It was just announced that Sports Authority is going the route of bankruptcy and is definitely not winning retail. According to many people, this was inevitable. They were bought out by a hedge fund years ago who probably over paid and borrowed the money so they are highly leveraged in the deal. Interest payments were probably killing them, but operations is not their problem. Running a company is easy (relatively) but guiding consumers into the stores and getting them to buy is the real trick.
This should come as no surprise how retail works now. It is all about experience. Using the most successful company in the world at the moment as the example. Apple has shown that with a minimalist store they are able to really turn the profits because they are caring about experience. People are there to show you how things work. Their people KNOW how things work. They are winning retail because of their products and their stores.
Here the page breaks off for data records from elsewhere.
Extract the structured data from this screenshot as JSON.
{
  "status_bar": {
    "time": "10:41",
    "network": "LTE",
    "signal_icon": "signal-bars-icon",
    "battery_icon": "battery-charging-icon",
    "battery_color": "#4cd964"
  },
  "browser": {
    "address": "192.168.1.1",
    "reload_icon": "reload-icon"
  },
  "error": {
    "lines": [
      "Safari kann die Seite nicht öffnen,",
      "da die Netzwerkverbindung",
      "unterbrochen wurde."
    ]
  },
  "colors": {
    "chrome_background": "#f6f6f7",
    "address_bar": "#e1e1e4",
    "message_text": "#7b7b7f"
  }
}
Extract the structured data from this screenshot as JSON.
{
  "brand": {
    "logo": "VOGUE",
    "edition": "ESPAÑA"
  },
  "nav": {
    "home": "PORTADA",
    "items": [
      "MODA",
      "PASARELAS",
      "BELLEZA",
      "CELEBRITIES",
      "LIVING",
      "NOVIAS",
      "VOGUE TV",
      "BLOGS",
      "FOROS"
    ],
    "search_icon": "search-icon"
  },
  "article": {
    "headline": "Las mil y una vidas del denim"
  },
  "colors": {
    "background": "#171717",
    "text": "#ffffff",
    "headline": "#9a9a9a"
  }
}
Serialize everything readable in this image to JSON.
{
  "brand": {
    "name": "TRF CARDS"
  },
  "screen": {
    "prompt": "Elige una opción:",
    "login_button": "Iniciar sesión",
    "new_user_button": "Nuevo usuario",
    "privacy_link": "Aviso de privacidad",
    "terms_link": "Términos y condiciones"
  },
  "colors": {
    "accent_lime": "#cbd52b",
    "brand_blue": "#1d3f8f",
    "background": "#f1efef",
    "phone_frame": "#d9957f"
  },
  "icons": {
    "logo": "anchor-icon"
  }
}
This experience is how they are combining their webstore success with their retail channels. There have been a few companies that have tried to do what Apple has done. JCPenney gave it a go back in 2011, but it did not give them the success that they were really trying. That whole situation is now a very good school case study. I personally think that the problem is that they did not mix the products and the experience together the right way.
So how do you get the right product. If I knew that then I would not be doing this blog. That is always the hardest thing to do. Find the right product. Even then matching the right product to the right company is hard as well. The ipod would NOT have taken off if Apple did not come out with iTunes. The iPhone would not have been as successful if the ipod did not go well. That first product is key to furthering the brand so you do not want to mess it up. Or at least hide the mistakes. There is a common saying of hire slow and fire fast. Get the mistakes out the door as quickly as possible.
I have made it know quite often that I am not a big fan of the idea that “The customer is always right.” They are not always right. You can quote me on that too. I have seen all too often that bad customers end up costing a LOT more than if you would not have sold them in the first place. A few of my consulting gigs showed this very clearly, but how does it relate into retail. Really easy actually, but it takes training your sales and customer support staff. Empowering them to make the right choices and understanding how those decisions impact the business. You need to be able to see how that customer is initially reacting and using the product. In our jewelry store my wife does custom pieces and we know right away if a customer starts to complain in the design phase, then there is no hope for a good outcome. Right then and there, we know that our pricing goes up enough to cover the cost of having to spend a lot more time with the customer. This could be up to 50% higher than first expected. The customer does not like this so the decision to continue then lies with the customer instead of us not wanting to work with them.
Winning retail is hard right now. The web is intruding on storefront with the desktop and mobile. You need a combination of good products and good customer service along with meeting the customer where they are at.